> ASSIGNMENT:
Across the records, find how many lines include the string "emoji" and answer with only the figure.

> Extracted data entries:
----
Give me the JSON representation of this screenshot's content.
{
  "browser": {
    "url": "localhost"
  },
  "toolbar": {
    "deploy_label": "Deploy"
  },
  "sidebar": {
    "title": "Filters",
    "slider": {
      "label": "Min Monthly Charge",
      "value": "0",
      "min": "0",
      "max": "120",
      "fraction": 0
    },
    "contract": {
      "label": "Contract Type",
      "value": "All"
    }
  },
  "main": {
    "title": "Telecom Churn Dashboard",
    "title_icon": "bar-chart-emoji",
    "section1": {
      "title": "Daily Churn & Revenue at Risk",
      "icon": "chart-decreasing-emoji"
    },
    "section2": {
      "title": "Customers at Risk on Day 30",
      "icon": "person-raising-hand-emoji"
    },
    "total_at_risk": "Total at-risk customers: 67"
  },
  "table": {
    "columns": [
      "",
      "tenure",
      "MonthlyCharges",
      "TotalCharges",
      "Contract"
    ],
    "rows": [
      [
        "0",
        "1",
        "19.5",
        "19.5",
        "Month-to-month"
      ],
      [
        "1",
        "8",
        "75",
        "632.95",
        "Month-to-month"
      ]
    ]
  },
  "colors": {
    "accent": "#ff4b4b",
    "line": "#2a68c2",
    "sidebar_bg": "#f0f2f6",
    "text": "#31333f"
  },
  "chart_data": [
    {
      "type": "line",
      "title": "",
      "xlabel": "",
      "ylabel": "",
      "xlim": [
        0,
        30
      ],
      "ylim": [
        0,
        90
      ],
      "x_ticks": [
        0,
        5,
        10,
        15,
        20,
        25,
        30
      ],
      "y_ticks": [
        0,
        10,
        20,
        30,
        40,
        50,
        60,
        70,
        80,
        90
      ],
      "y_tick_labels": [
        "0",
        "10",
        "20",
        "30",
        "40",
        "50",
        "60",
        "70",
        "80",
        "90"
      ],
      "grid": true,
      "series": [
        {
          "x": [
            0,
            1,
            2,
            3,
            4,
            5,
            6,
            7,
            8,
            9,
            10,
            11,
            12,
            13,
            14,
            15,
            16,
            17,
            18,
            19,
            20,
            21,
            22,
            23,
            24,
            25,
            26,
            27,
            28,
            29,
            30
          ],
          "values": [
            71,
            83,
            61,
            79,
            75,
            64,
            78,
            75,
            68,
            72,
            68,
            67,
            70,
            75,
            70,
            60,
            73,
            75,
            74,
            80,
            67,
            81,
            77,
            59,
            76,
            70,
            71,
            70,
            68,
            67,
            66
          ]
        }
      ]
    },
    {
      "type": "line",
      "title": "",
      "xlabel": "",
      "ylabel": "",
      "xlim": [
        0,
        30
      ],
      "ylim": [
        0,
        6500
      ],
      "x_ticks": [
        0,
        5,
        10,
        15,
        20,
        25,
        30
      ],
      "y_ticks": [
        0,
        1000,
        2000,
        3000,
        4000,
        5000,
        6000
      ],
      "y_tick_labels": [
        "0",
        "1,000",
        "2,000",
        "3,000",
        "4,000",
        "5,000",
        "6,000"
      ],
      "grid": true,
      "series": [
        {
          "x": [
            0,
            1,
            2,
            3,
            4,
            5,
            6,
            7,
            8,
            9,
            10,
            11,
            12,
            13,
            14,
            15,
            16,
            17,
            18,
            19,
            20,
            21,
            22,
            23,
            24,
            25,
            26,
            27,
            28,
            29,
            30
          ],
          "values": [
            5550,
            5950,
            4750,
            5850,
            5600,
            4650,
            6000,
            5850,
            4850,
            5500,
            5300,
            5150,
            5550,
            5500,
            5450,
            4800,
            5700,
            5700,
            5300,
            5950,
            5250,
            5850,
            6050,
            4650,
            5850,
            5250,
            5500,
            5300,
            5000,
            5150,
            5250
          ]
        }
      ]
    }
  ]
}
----
> OUTPUT:
3